business exit strategies, international trade, international entrepreneur

As your fiscal quarter or year is coming to a close, it’s a particularly good time to evaluate the effectiveness of your company’s various international business ventures. Many companies from countries with short-term business decision cycles (US, Australia, etc.) may be tempted to exit markets that are yielding lower than expected returns on investment. Here are several options to consider:

Exit as Quickly as Possible

If your company is about to fold or is significantly cash-strapped with few financial options, then by all means consider closing down some or all underperforming overseas operations. Keep in mind that there may be additional taxes or penalties owed for any workers’ wages, unemployment insurance, previous tax incentives owed to the local, regional or national government.

Another issue to consider is any future need to do business in that country. Business reputation takes a long time to build and a short time to destroy. The reputation is not only that of the company, but any individuals from the company who did business in that country. If Mr. Smith closes down operations in Indonesia and leaves partners, suppliers and customers in a bad position, then Mr. Smith not only earns a bad reputation for the company, but also for himself should he need to go back into Indonesia for a different company. A negative reputation is very hard to shake in most places.

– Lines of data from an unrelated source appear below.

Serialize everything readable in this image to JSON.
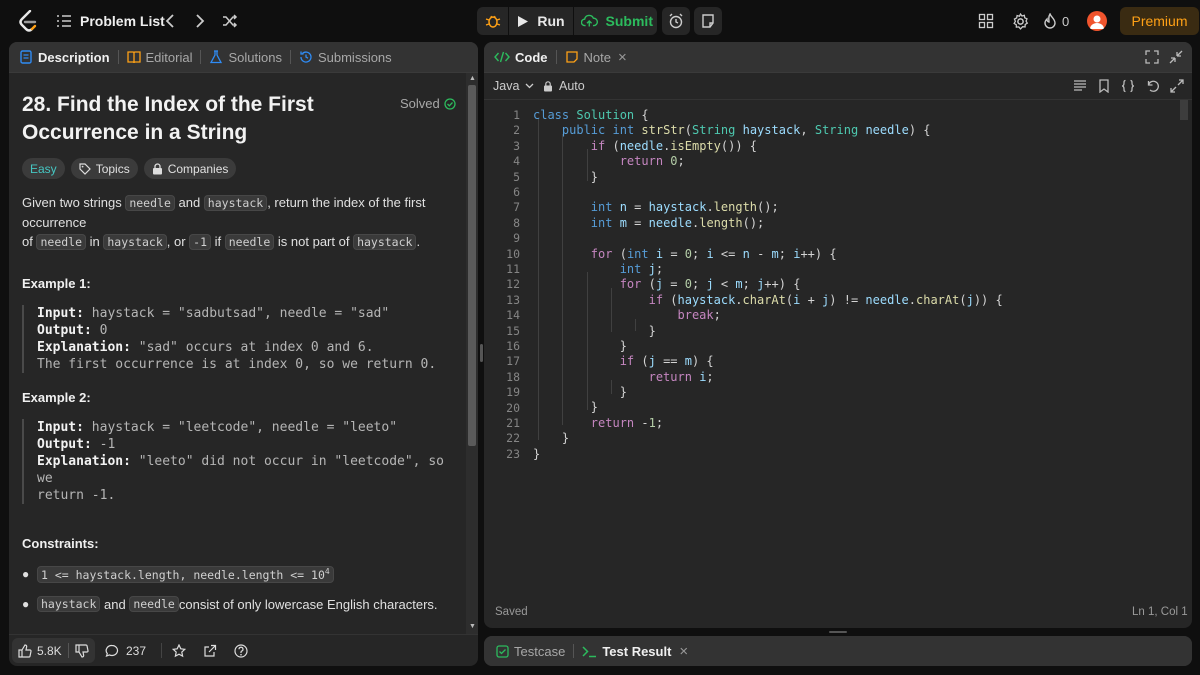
{
  "topbar": {
    "problem_list": "Problem List",
    "run": "Run",
    "submit": "Submit",
    "streak": "0",
    "premium": "Premium"
  },
  "left": {
    "tabs": [
      "Description",
      "Editorial",
      "Solutions",
      "Submissions"
    ],
    "title_line1": "28. Find the Index of the First",
    "title_line2": "Occurrence in a String",
    "solved": "Solved",
    "difficulty": "Easy",
    "topics": "Topics",
    "companies": "Companies",
    "desc": {
      "p1": "Given two strings ",
      "needle": "needle",
      "p2": " and ",
      "haystack": "haystack",
      "p3": ", return the index of the first occurrence",
      "p4": "of ",
      "p5": " in ",
      "p6": ", or ",
      "minus1": "-1",
      "p7": " if ",
      "p8": " is not part of ",
      "p9": "."
    },
    "example1": {
      "heading": "Example 1:",
      "input_label": "Input:",
      "input": " haystack = \"sadbutsad\", needle = \"sad\"",
      "output_label": "Output:",
      "output": " 0",
      "expl_label": "Explanation:",
      "expl1": " \"sad\" occurs at index 0 and 6.",
      "expl2": "The first occurrence is at index 0, so we return 0."
    },
    "example2": {
      "heading": "Example 2:",
      "input_label": "Input:",
      "input": " haystack = \"leetcode\", needle = \"leeto\"",
      "output_label": "Output:",
      "output": " -1",
      "expl_label": "Explanation:",
      "expl1": " \"leeto\" did not occur in \"leetcode\", so we",
      "expl2": "return -1."
    },
    "constraints": {
      "heading": "Constraints:",
      "c1": "1 <= haystack.length, needle.length <= 10",
      "c1_sup": "4",
      "c2_a": "haystack",
      "c2_b": " and ",
      "c2_c": "needle",
      "c2_d": " consist of only lowercase English characters."
    },
    "footer": {
      "likes": "5.8K",
      "comments": "237"
    }
  },
  "editor": {
    "tab_code": "Code",
    "tab_note": "Note",
    "language": "Java",
    "auto": "Auto",
    "status": "Saved",
    "cursor": "Ln 1, Col 1",
    "line_count": 23
  },
  "bottom": {
    "testcase": "Testcase",
    "test_result": "Test Result"
  },
  "colors": {
    "accent": "#ffa116",
    "submit_green": "#2cbb5d",
    "easy": "#46c6c2",
    "solved": "#2cbb5d"
  }
}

Ease Out of a Country’s Operations

If a country’s operations is performing poorly and there is no reason to think that it will improve long-term, then another option is to slowly disengage from partnerships and suppliers in-country. This can occur when contracts come up for renewal or by renegotiating a smaller amount of goods. The idea is to preserve relationships and to also avoid costly fines from the local government. This is likely a better option than the quick exit when you want to preserve goodwill in country. Plenty of companies failed in their first attempt to establish a specific market. But oftentimes the same company will return years later and remember lessons learned (like Starbucks second attempt in China).

Stay and Make it Work

All new international ventures are challenging. One of the best options if you can afford it is to stay in-country and find new ways to improve your in-country operations. Also, there may be strategic reasons to engage in a low-performing market.

An example is the beer industry in China. There are hardly any profitable foreign beer producers operating in China. So why stay? The Chinese beer market increases by 30% each year. The average income of Chinese workers continues to increase and foreign beer is a status symbol of sorts, especially in the “night” market.  Premium beer may not be profitable today, but in 5-10 years beer producers’ investments will likely pay off.

Consider renegotiating relationships with partners, vendors and customers to improve your profitability. It will benefit your partners to renegotiate often instead of losing your business altogether. Look for new ways to increase demand. This includes new ways to use your product or service or different packaging size. Personal items like razors can be sold individually. Consider renting instead of selling a product. Services can be repackaged as seminars of information instead of delivering it individually.